[5] We note that evidence of specific acts of sexual intercourse with the defendant himself should be admitted where either there may be an issue of identity at trial or to rebut the government's evidence that the prosecutrix did not consent to sexual intercourse on the particular occasion. See State v. Roberson, 543 S.W.2d 817, 820 (Mo.App.1976); Pope v. Superior Court, supra, 545 P.2d at 953; People v. Wilcox, 33 Ill.App.3d 432, 337 N.E.2d 211, 216 (1975); People v. Whitfield, supra, 228 N.W.2d at 478.

In the present case, the court permitted testimony by appellant that he had sexual intercourse with the complainant on many occasions, including a trip to Atlantic City, New Jersey, and this testimony was properly presented to the jury.

[6] There can be unusual circumstances where the defense may inquire into specific sexual acts by the prosecutrix when the probative value of the evidence is clearly demonstrated and is shown to outweigh its prejudicial effect. As an example of such a situation, the Arizona Supreme Court in Pope v. Superior Court, supra, 545 P.2d at 953, noted that evidence would be admissible "which directly refutes physical or scientific evidence, such as the victims alleged loss of virginity, the origin of semen, disease or pregnancy." Several other states have recognized limited exceptions in enacting legislation which excludes evidence of prior sexual acts of the prosecutrix in prosecutions for rape. See Mich.Code Ann. § 28.788(10), M.C.L.A. § 750.520j (1974); California Evidence Code § 1103 (1974).

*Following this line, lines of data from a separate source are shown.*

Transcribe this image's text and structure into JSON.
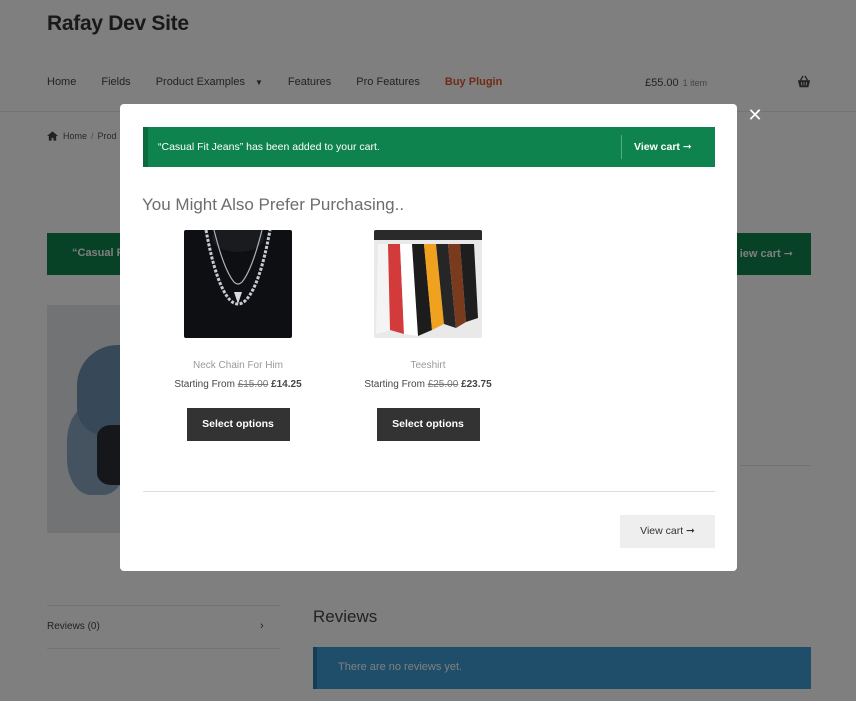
{
  "site": {
    "title": "Rafay Dev Site",
    "nav": [
      {
        "label": "Home"
      },
      {
        "label": "Fields"
      },
      {
        "label": "Product Examples",
        "has_dropdown": true
      },
      {
        "label": "Features"
      },
      {
        "label": "Pro Features"
      },
      {
        "label": "Buy Plugin",
        "highlight_color": "#e0542a"
      }
    ],
    "cart_total": "£55.00",
    "cart_count": "1 item",
    "cart_icon": "basket-icon"
  },
  "breadcrumb": {
    "home": "Home",
    "next": "Prod",
    "separator": "/"
  },
  "background_notice": {
    "message": "“Casual Fi",
    "view_cart": "iew cart ➞"
  },
  "reviews": {
    "tab_label": "Reviews (0)",
    "chevron": "›",
    "heading": "Reviews",
    "empty_message": "There are no reviews yet."
  },
  "modal": {
    "close": "✕",
    "notice": {
      "message": "“Casual Fit Jeans” has been added to your cart.",
      "view_cart": "View cart ➞",
      "color": "#0f834d"
    },
    "heading": "You Might Also Prefer Purchasing..",
    "products": [
      {
        "name": "Neck Chain For Him",
        "price_prefix": "Starting From",
        "regular_price": "£15.00",
        "sale_price": "£14.25",
        "button": "Select options"
      },
      {
        "name": "Teeshirt",
        "price_prefix": "Starting From",
        "regular_price": "£25.00",
        "sale_price": "£23.75",
        "button": "Select options"
      }
    ],
    "view_cart_button": "View cart ➞"
  }
}
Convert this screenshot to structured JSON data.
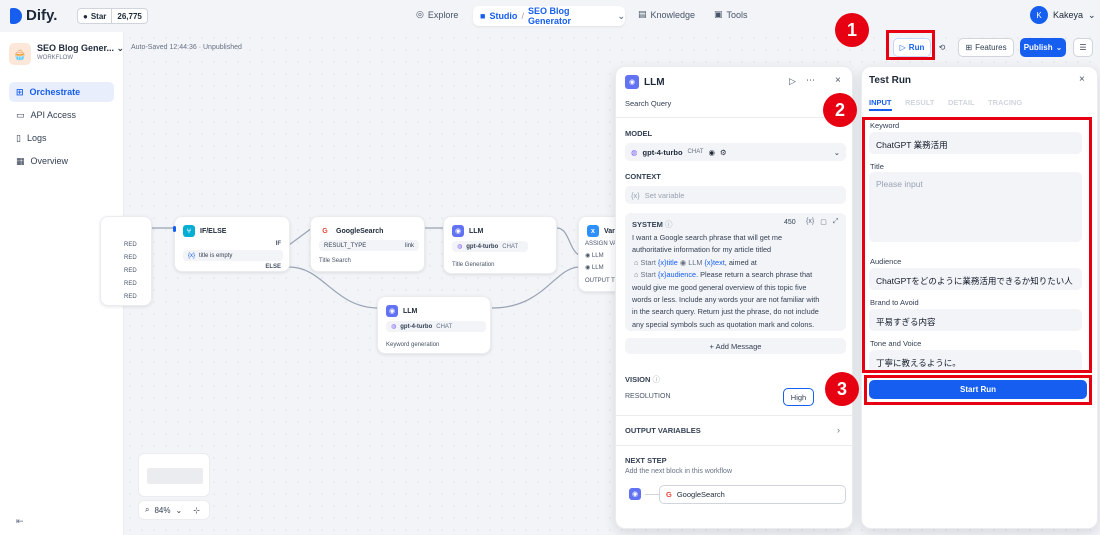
{
  "brand": {
    "name": "Dify.",
    "star_label": "Star",
    "star_count": "26,775"
  },
  "topnav": {
    "explore": "Explore",
    "studio": "Studio",
    "separator": "/",
    "app_name": "SEO Blog Generator",
    "knowledge": "Knowledge",
    "tools": "Tools",
    "user_initial": "K",
    "user_name": "Kakeya"
  },
  "sidebar": {
    "app_name": "SEO Blog Gener...",
    "app_type": "WORKFLOW",
    "items": [
      {
        "label": "Orchestrate",
        "active": true
      },
      {
        "label": "API Access"
      },
      {
        "label": "Logs"
      },
      {
        "label": "Overview"
      }
    ]
  },
  "toolbar": {
    "autosave": "Auto-Saved 12:44:36 · Unpublished",
    "run": "Run",
    "features": "Features",
    "publish": "Publish"
  },
  "annotations": [
    "1",
    "2",
    "3"
  ],
  "canvas": {
    "start_rows": [
      "RED",
      "RED",
      "RED",
      "RED",
      "RED"
    ],
    "ifelse": {
      "title": "IF/ELSE",
      "if": "IF",
      "cond": "title is empty",
      "else": "ELSE"
    },
    "google": {
      "title": "GoogleSearch",
      "key": "RESULT_TYPE",
      "val": "link",
      "desc": "Title Search"
    },
    "llm1": {
      "title": "LLM",
      "model": "gpt-4-turbo",
      "tag": "CHAT",
      "desc": "Title Generation"
    },
    "llm2": {
      "title": "LLM",
      "model": "gpt-4-turbo",
      "tag": "CHAT",
      "desc": "Keyword generation"
    },
    "variable": {
      "title": "Varia",
      "assign": "ASSIGN VA",
      "row1": "LLM",
      "row2": "LLM",
      "output": "OUTPUT T"
    },
    "zoom": "84%"
  },
  "llm_panel": {
    "title": "LLM",
    "subtitle": "Search Query",
    "model_label": "MODEL",
    "model_name": "gpt-4-turbo",
    "model_tag": "CHAT",
    "context_label": "CONTEXT",
    "context_placeholder": "Set variable",
    "system_label": "SYSTEM",
    "system_count": "450",
    "system_lines": [
      "I want a Google search phrase that will get me",
      "authoritative information for my article titled",
      "Please return a search phrase that",
      "would give me good general overview of this topic five",
      "words or less. Include any words your are not familiar with",
      "in the search query. Return just the phrase, do not include",
      "any special symbols such as quotation mark and colons."
    ],
    "tokens": {
      "start": "Start",
      "title": "title",
      "llm": "LLM",
      "text": "text",
      "aimed_at": ", aimed at",
      "audience": "audience",
      "period": "."
    },
    "add_message": "+ Add Message",
    "vision_label": "VISION",
    "resolution_label": "RESOLUTION",
    "resolution_value": "High",
    "output_vars": "OUTPUT VARIABLES",
    "next_step": "NEXT STEP",
    "next_step_hint": "Add the next block in this workflow",
    "next_node": "GoogleSearch"
  },
  "test_run": {
    "title": "Test Run",
    "tabs": [
      "INPUT",
      "RESULT",
      "DETAIL",
      "TRACING"
    ],
    "fields": [
      {
        "label": "Keyword",
        "value": "ChatGPT 業務活用"
      },
      {
        "label": "Title",
        "placeholder": "Please input"
      },
      {
        "label": "Audience",
        "value": "ChatGPTをどのように業務活用できるか知りたい人"
      },
      {
        "label": "Brand to Avoid",
        "value": "平易すぎる内容"
      },
      {
        "label": "Tone and Voice",
        "value": "丁寧に教えるように。"
      }
    ],
    "start": "Start Run"
  }
}
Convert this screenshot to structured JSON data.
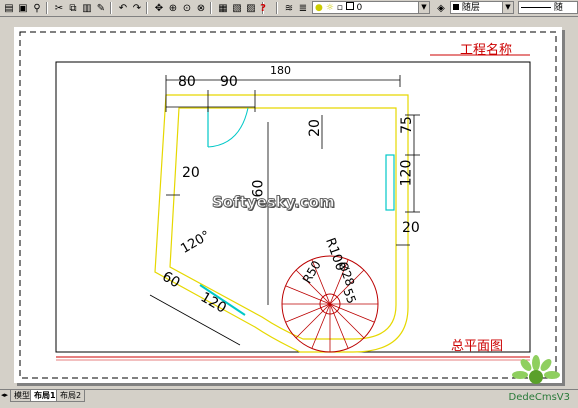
{
  "toolbar": {
    "layer_value": "0",
    "color_value": "随层",
    "linetype_value": "随",
    "help_label": "?"
  },
  "drawing": {
    "project_title": "工程名称",
    "plan_title": "总平面图",
    "watermark_text": "Softyesky.com",
    "dims": {
      "top_total": "180",
      "top_left": "80",
      "top_right": "90",
      "wall_thickness": "20",
      "right_top": "75",
      "right_window": "120",
      "left_wall": "20",
      "center_vertical": "260",
      "right_wall": "20",
      "angle": "120°",
      "bottom_60": "60",
      "bottom_120": "120",
      "radius_100": "R100",
      "radius_50": "R50",
      "dia_28": "Ø28",
      "dia_55": "55"
    }
  },
  "tabs": [
    {
      "label": "模型"
    },
    {
      "label": "布局1"
    },
    {
      "label": "布局2"
    }
  ],
  "logo_text": "DedeCmsV3"
}
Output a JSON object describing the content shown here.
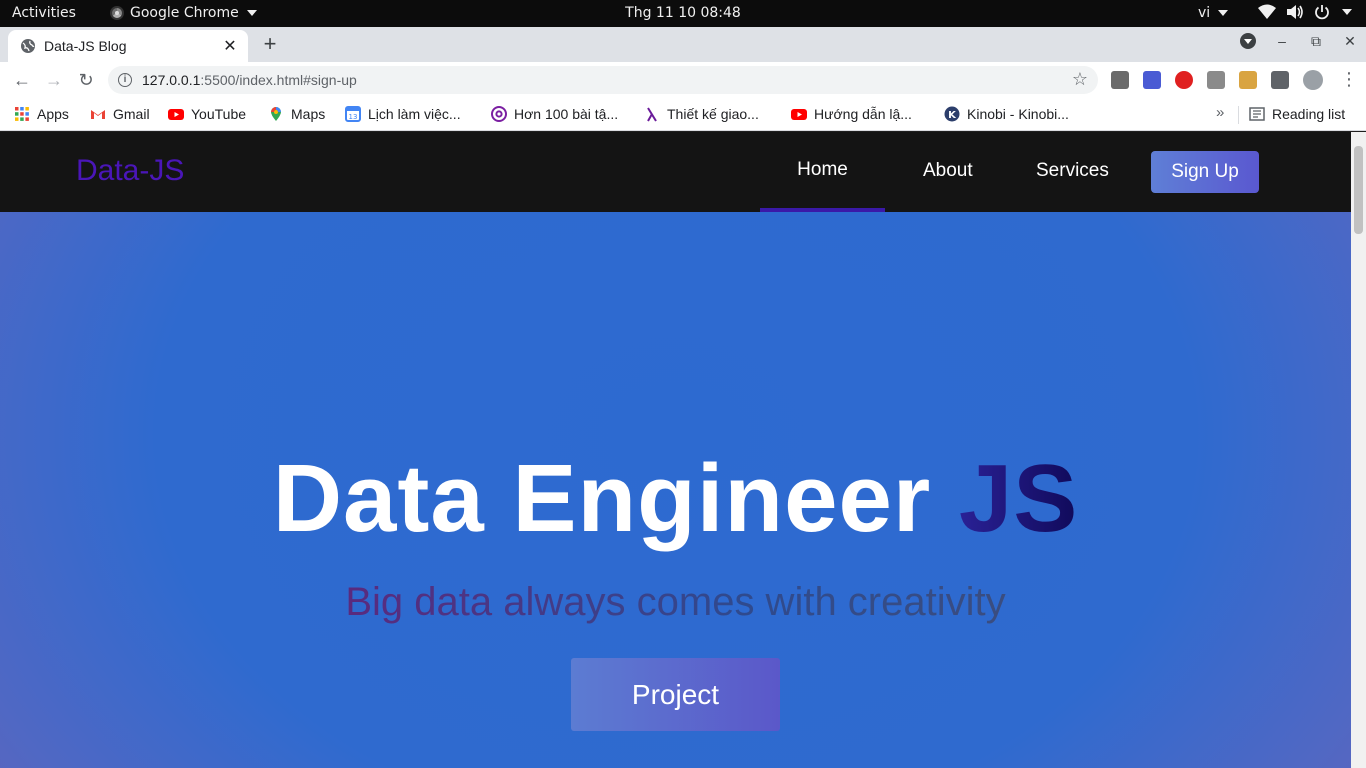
{
  "system_bar": {
    "activities": "Activities",
    "app_name": "Google Chrome",
    "clock": "Thg 11 10  08:48",
    "language": "vi"
  },
  "browser": {
    "tab_title": "Data-JS Blog",
    "url_host": "127.0.0.1",
    "url_rest": ":5500/index.html#sign-up",
    "bookmarks": [
      {
        "label": "Apps",
        "icon": "apps-grid-icon"
      },
      {
        "label": "Gmail",
        "icon": "gmail-icon"
      },
      {
        "label": "YouTube",
        "icon": "youtube-icon"
      },
      {
        "label": "Maps",
        "icon": "maps-icon"
      },
      {
        "label": "Lịch làm việc...",
        "icon": "calendar-icon"
      },
      {
        "label": "Hơn 100 bài tậ...",
        "icon": "at-sign-icon"
      },
      {
        "label": "Thiết kế giao...",
        "icon": "lambda-icon"
      },
      {
        "label": "Hướng dẫn lậ...",
        "icon": "youtube-icon"
      },
      {
        "label": "Kinobi - Kinobi...",
        "icon": "kinobi-icon"
      }
    ],
    "reading_list": "Reading list"
  },
  "site": {
    "logo": "Data-JS",
    "nav": {
      "home": "Home",
      "about": "About",
      "services": "Services",
      "signup": "Sign Up"
    },
    "hero": {
      "title_main": "Data Engineer",
      "title_accent": "JS",
      "subtitle": "Big data always comes with creativity",
      "cta": "Project"
    }
  },
  "colors": {
    "nav_bg": "#141414",
    "logo": "#4a16b8",
    "hero_blue": "#2f6acf",
    "hero_edge": "#6a62b8",
    "button": "#5b6ed0"
  }
}
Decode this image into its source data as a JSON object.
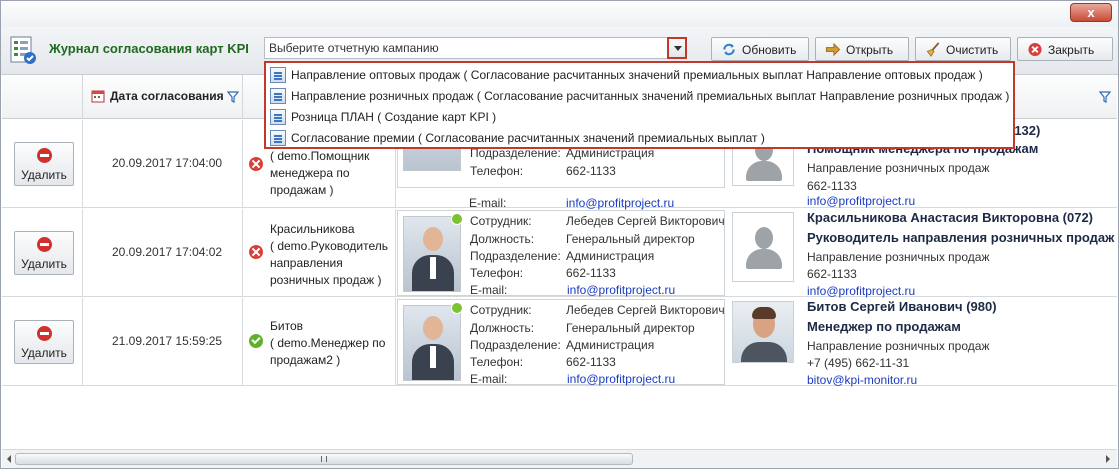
{
  "window": {
    "close_glyph": "x"
  },
  "toolbar": {
    "title": "Журнал согласования карт KPI",
    "campaign_placeholder": "Выберите отчетную кампанию",
    "refresh_label": "Обновить",
    "open_label": "Открыть",
    "clear_label": "Очистить",
    "close_label": "Закрыть"
  },
  "grid": {
    "date_header": "Дата согласования"
  },
  "dropdown": {
    "items": [
      "Направление оптовых продаж ( Согласование расчитанных значений премиальных выплат Направление оптовых продаж )",
      "Направление розничных продаж ( Согласование расчитанных значений премиальных выплат Направление розничных продаж )",
      "Розница ПЛАН ( Создание карт KPI )",
      "Согласование премии ( Согласование расчитанных значений премиальных выплат )"
    ]
  },
  "labels": {
    "delete": "Удалить",
    "employee": "Сотрудник:",
    "position": "Должность:",
    "department": "Подразделение:",
    "phone": "Телефон:",
    "email": "E-mail:"
  },
  "rows": [
    {
      "date": "20.09.2017 17:04:00",
      "status": "rejected",
      "user_lines": [
        "( demo.Помощник",
        "менеджера по",
        "продажам )"
      ],
      "approver": {
        "department": "Администрация",
        "phone": "662-1133",
        "email": "info@profitproject.ru"
      },
      "responsible": {
        "name_suffix": "(132)",
        "position": "Помощник менеджера по продажам",
        "department": "Направление розничных продаж",
        "phone": "662-1133",
        "email": "info@profitproject.ru"
      }
    },
    {
      "date": "20.09.2017 17:04:02",
      "status": "rejected",
      "user_lines": [
        "Красильникова",
        "( demo.Руководитель",
        "направления",
        "розничных продаж )"
      ],
      "approver": {
        "name": "Лебедев Сергей Викторович",
        "position": "Генеральный директор",
        "department": "Администрация",
        "phone": "662-1133",
        "email": "info@profitproject.ru"
      },
      "responsible": {
        "name": "Красильникова Анастасия Викторовна  (072)",
        "position": "Руководитель направления розничных продаж",
        "department": "Направление розничных продаж",
        "phone": "662-1133",
        "email": "info@profitproject.ru"
      }
    },
    {
      "date": "21.09.2017 15:59:25",
      "status": "approved",
      "user_lines": [
        "Битов",
        "( demo.Менеджер по",
        "продажам2 )"
      ],
      "approver": {
        "name": "Лебедев Сергей Викторович",
        "position": "Генеральный директор",
        "department": "Администрация",
        "phone": "662-1133",
        "email": "info@profitproject.ru"
      },
      "responsible": {
        "name": "Битов Сергей Иванович (980)",
        "position": "Менеджер по продажам",
        "department": "Направление розничных продаж",
        "phone": "+7 (495) 662-11-31",
        "email": "bitov@kpi-monitor.ru"
      }
    }
  ],
  "colors": {
    "accent_red": "#c0392b",
    "title_green": "#1f6a1f",
    "link_blue": "#1a3cc0"
  }
}
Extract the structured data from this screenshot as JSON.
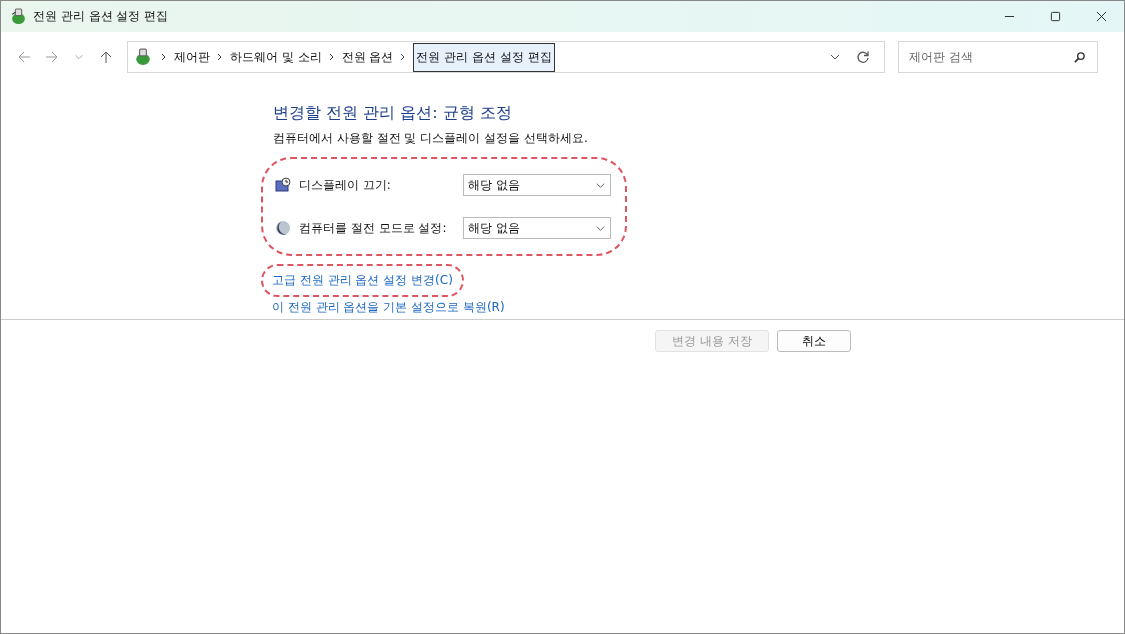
{
  "window": {
    "title": "전원 관리 옵션 설정 편집"
  },
  "breadcrumb": {
    "items": [
      "제어판",
      "하드웨어 및 소리",
      "전원 옵션"
    ],
    "current": "전원 관리 옵션 설정 편집"
  },
  "search": {
    "placeholder": "제어판 검색"
  },
  "heading": "변경할 전원 관리 옵션: 균형 조정",
  "description": "컴퓨터에서 사용할 절전 및 디스플레이 설정을 선택하세요.",
  "settings": {
    "highlighted": true,
    "rows": [
      {
        "kind": "display",
        "label": "디스플레이 끄기:",
        "value": "해당 없음"
      },
      {
        "kind": "sleep",
        "label": "컴퓨터를 절전 모드로 설정:",
        "value": "해당 없음"
      }
    ]
  },
  "links": [
    {
      "label": "고급 전원 관리 옵션 설정 변경(C)",
      "highlighted": true
    },
    {
      "label": "이 전원 관리 옵션을 기본 설정으로 복원(R)",
      "highlighted": false
    }
  ],
  "buttons": [
    {
      "label": "변경 내용 저장",
      "disabled": true
    },
    {
      "label": "취소",
      "disabled": false
    }
  ]
}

[7] The court in Howard, supra at 469, expressed sensitivity to various problems associated with the crime. "It is said that many . . . [rapes] go unreported because the victims, who have already undergone both physical and mental trauma, are fearful and unwilling to subject themselves to further torture; and that part of this is apprehension of embarrassment and humiliation from inquiry into their personal lives, which sometimes has the effect of putting them on trial instead of the assailant." (Footnote omitted.) We agree, and hasten to add that these "negative factors" serve well as justification for excluding evidence of complainant's prior sexual relations with other men. The court in Howard ruled that no inquiry may be made into specific acts of sexual intercourse on the part of complainant. Id.

[8] Several courts have noted that if the reputation of a woman for unchastity was uniformly admitted in a prosecution for rape to impeach her credibility as a witness, this would lead to the unwarranted result that such evidence would be admissible to impeach the veracity of a woman anytime she testified. See Pope v. Superior Court, supra, 545 P.2d at 950; State v. Linton, 36 Wash. 2d 67, 216 P.2d 761 (1950). Cf. State v. Geer, supra, 533 P.2d at 391.

[9] The court in Pope v. Superior Court, supra at 953, would admit reputation testimony "[where] the defendant alleges the prosecutrix actually consented to an act of prostitution," or when the prosecution offered evidence of the complainant's chastity. See also State v. Geer, supra, 533 P.2d at 391 n. 1.

[10] Appellant's testimony is apparently inconsistent with codefendant Foster's testimony. See note 2 supra.

[11] As a result of our decision in this case we specifically disapprove Jury Instruction 4.76 Rape-Evidence of Unchastity, Criminal Jury Instructions for the District of Columbia, 2 ed., D.C. Bar Ass'n (1972). The genesis of this jury instruction is a remark in Sacks v. United States, 41 App.D.C. 34 (1913). There, the court of appeals commented gratuitously that evidence of a woman's reputation for chastity and specific acts of sexual intercourse by her with others in the past are admissible in a prosecution for rape when the defense is that the woman consented to the act of intercourse.